→ WORK TO BE COMPLETED: Search term "Models": please copy every line of the records below that contains it.
---*---
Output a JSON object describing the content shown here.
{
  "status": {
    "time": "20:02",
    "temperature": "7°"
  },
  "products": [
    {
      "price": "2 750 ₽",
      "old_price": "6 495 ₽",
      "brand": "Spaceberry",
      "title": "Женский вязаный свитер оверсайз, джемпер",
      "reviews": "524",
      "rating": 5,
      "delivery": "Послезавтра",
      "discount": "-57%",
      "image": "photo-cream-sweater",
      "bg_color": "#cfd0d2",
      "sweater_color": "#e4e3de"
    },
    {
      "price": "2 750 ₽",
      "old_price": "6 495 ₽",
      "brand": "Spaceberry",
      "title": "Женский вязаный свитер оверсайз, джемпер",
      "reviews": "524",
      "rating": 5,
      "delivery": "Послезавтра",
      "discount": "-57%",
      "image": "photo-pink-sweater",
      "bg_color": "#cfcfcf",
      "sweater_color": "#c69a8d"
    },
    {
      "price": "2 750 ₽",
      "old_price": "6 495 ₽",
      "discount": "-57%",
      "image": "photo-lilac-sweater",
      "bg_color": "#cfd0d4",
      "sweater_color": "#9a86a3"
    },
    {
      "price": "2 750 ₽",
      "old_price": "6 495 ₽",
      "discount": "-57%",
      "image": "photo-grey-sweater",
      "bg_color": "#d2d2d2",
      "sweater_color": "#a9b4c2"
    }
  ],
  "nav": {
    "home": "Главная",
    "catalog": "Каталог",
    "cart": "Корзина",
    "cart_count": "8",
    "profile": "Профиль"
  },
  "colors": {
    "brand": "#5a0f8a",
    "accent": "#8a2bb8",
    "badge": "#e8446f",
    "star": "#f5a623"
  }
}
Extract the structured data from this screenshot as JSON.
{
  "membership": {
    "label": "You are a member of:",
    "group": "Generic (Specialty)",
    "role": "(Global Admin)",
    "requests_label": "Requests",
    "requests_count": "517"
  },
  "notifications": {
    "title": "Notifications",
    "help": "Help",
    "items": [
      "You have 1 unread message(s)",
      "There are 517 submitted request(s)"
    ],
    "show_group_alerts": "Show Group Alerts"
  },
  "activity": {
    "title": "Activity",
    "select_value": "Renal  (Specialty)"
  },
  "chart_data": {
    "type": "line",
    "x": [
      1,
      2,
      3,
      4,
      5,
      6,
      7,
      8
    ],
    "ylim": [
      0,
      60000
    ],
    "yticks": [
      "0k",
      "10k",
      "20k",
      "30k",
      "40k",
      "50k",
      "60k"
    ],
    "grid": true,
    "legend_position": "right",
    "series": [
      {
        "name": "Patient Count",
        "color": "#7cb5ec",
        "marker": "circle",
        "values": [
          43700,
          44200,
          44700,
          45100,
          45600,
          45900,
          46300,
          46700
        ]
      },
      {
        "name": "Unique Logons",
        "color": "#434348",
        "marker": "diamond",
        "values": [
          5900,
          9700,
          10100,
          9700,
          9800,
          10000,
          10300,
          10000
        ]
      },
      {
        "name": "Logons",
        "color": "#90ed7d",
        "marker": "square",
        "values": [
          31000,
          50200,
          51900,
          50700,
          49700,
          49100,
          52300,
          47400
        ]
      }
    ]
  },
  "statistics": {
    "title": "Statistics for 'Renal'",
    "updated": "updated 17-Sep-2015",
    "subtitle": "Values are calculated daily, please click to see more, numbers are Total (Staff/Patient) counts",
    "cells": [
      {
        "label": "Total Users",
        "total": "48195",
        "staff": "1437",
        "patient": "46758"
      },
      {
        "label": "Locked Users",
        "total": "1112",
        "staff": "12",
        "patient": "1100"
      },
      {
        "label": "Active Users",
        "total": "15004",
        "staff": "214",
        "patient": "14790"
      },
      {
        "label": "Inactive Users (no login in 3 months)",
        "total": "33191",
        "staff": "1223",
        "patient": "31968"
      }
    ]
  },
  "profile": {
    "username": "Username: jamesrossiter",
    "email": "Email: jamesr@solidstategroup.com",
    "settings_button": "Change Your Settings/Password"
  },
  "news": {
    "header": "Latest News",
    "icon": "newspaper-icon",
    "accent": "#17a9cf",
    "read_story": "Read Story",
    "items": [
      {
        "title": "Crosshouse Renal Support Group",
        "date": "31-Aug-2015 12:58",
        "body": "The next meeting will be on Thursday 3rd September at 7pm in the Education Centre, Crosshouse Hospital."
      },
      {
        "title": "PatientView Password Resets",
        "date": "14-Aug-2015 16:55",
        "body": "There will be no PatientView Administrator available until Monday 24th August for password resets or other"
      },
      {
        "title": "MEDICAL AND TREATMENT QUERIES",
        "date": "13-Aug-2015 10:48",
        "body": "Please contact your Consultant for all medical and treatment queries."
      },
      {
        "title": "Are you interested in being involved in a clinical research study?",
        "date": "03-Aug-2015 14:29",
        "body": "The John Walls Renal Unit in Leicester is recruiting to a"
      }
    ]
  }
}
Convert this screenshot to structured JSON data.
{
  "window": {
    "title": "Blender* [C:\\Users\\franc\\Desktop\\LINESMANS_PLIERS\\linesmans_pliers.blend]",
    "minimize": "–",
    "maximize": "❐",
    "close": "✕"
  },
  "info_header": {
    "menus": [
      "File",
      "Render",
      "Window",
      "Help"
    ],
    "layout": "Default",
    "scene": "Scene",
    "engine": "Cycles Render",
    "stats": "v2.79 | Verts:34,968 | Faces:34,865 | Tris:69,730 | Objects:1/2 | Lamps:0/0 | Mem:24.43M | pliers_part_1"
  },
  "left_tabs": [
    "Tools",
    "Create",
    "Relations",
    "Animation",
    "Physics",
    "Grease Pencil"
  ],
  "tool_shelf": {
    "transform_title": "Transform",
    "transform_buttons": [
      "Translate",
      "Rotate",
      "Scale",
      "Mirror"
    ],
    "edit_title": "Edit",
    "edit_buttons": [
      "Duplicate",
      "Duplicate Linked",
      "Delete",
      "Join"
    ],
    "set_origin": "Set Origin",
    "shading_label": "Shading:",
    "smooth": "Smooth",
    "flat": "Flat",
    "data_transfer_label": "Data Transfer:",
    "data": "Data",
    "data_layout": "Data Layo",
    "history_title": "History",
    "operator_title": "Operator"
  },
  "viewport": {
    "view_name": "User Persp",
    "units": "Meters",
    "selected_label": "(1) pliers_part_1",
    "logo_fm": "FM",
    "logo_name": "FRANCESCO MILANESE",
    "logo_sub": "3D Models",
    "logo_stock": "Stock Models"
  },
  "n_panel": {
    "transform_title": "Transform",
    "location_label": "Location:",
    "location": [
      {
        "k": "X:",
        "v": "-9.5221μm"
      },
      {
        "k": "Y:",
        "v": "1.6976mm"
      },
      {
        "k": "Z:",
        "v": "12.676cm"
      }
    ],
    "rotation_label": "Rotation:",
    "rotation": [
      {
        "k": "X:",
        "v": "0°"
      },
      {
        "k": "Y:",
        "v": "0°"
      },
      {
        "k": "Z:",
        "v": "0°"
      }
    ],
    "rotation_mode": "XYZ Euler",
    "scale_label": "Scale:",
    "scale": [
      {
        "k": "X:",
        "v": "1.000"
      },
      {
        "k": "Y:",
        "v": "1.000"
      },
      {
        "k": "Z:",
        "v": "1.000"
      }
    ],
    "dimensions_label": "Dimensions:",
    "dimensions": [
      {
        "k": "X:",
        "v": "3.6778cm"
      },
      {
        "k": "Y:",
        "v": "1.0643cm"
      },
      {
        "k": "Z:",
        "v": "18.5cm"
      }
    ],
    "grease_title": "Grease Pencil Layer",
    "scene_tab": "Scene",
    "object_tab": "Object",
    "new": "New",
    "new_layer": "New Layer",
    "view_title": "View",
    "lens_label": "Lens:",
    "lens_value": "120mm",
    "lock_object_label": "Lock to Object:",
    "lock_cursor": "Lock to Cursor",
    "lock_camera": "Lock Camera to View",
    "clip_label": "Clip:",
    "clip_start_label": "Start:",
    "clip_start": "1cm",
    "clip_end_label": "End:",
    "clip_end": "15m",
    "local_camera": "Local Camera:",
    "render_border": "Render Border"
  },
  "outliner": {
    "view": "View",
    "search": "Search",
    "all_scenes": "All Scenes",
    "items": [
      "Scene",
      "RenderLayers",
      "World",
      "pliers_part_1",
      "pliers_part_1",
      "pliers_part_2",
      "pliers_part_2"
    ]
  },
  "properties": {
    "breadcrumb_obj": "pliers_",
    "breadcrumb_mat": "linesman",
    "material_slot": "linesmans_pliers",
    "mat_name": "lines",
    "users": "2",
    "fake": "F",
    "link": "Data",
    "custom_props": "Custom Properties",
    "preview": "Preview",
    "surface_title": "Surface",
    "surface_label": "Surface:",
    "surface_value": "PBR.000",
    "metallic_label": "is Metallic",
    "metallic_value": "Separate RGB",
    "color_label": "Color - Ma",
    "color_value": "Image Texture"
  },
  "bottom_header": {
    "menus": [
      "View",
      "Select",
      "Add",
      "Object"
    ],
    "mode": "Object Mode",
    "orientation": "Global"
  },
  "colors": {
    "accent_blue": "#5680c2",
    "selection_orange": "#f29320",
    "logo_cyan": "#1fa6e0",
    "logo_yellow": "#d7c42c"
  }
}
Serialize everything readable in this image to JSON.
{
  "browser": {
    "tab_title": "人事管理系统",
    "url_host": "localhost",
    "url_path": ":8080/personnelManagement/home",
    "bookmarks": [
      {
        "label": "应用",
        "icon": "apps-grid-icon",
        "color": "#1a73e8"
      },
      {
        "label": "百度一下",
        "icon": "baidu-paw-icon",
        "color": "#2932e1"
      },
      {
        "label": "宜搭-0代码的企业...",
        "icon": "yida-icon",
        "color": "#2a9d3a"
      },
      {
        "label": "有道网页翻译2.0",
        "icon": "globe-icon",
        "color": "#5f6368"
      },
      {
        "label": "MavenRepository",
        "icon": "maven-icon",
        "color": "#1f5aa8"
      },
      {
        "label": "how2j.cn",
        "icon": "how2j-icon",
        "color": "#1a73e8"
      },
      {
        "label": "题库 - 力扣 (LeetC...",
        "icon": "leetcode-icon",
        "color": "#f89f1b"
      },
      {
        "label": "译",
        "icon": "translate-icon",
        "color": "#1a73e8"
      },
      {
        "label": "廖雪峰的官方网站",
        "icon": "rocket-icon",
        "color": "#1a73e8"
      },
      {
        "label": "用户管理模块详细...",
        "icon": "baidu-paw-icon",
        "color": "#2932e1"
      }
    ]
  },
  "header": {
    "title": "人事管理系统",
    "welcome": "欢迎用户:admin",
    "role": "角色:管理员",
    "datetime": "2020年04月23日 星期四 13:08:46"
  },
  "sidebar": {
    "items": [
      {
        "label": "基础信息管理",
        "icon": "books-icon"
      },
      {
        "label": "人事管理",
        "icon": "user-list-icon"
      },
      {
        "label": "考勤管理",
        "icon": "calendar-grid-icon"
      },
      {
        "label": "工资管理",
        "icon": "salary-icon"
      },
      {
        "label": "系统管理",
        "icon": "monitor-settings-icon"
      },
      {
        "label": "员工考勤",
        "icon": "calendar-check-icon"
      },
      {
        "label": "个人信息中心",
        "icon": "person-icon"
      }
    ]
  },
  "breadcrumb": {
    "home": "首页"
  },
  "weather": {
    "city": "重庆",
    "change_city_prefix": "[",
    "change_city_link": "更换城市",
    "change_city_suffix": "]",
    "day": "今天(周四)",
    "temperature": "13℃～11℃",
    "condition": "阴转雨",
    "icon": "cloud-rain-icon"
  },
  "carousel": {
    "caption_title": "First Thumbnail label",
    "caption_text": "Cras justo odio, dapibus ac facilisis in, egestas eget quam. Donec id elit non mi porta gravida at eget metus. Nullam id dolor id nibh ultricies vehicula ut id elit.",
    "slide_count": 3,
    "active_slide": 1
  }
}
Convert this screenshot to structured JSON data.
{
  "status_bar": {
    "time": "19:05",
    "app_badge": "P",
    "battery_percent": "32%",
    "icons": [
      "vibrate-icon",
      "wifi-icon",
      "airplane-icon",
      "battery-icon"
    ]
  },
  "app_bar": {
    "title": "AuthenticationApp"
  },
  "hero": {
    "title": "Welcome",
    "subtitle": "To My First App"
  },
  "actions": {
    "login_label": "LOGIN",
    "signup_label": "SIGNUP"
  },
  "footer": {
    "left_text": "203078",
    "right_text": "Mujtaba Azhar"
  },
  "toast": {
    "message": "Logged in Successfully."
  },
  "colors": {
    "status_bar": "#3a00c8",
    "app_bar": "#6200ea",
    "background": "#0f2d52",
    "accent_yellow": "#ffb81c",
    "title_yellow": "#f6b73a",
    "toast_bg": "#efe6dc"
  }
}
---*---
→ OUTPUT FOR THIS TASK:
    "logo_sub": "3D Models",
    "logo_stock": "Stock Models"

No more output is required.